[[ Entries provided, beginning ]]

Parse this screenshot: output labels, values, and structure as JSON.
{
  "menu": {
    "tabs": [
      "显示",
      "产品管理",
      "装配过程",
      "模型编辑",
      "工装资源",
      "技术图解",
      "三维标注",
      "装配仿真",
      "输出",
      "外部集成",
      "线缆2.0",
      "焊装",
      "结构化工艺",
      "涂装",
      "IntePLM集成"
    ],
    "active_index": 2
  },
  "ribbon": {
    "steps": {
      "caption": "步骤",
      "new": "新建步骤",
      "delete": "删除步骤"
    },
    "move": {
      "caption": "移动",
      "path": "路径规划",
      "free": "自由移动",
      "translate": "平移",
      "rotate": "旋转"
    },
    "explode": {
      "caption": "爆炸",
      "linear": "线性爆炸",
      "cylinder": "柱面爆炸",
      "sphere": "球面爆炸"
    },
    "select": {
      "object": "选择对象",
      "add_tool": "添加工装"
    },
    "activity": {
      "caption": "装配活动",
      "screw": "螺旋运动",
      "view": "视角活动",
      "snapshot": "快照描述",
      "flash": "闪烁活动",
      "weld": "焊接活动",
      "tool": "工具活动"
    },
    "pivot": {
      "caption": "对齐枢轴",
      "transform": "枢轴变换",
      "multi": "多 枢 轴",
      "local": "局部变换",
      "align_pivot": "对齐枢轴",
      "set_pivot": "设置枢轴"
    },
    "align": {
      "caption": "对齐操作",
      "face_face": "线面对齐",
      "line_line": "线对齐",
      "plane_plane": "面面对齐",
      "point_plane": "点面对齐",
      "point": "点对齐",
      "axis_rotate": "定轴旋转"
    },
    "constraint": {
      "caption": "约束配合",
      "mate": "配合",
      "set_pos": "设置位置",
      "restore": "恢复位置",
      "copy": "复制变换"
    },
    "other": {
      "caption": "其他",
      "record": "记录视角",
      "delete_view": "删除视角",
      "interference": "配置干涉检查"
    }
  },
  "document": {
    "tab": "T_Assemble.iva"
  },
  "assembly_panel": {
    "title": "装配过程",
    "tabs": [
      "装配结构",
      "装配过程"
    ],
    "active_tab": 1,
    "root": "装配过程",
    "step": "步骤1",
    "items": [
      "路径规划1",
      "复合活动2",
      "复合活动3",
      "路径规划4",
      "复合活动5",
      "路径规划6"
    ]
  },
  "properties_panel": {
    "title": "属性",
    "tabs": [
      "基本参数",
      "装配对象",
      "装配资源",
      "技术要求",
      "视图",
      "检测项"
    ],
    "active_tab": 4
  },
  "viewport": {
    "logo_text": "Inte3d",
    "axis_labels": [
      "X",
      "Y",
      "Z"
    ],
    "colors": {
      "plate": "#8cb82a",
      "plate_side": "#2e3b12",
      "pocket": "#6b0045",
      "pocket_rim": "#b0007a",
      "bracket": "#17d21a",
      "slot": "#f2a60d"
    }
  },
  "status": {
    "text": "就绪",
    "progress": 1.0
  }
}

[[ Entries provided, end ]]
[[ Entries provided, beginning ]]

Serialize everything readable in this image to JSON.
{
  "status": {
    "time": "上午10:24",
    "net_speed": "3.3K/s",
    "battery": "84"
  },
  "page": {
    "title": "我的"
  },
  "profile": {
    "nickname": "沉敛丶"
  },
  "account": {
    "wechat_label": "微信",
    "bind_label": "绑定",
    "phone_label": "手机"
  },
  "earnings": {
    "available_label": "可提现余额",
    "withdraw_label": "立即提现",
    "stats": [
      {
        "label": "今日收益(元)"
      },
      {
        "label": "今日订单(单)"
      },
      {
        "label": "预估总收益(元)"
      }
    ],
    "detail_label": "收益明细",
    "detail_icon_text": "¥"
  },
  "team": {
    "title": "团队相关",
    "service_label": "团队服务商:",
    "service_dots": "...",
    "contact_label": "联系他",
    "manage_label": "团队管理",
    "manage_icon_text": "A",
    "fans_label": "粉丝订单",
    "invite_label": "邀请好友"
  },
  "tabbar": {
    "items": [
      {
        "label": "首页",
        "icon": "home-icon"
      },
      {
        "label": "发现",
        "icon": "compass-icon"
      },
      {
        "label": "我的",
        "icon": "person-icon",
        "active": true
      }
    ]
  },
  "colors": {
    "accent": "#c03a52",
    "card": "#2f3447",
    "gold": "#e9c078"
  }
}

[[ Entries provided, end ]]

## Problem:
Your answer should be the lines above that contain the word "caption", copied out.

## Result of this exercise:
      "caption": "步骤",
      "caption": "移动",
      "caption": "爆炸",
      "caption": "装配活动",
      "caption": "对齐枢轴",
      "caption": "对齐操作",
      "caption": "约束配合",
      "caption": "其他",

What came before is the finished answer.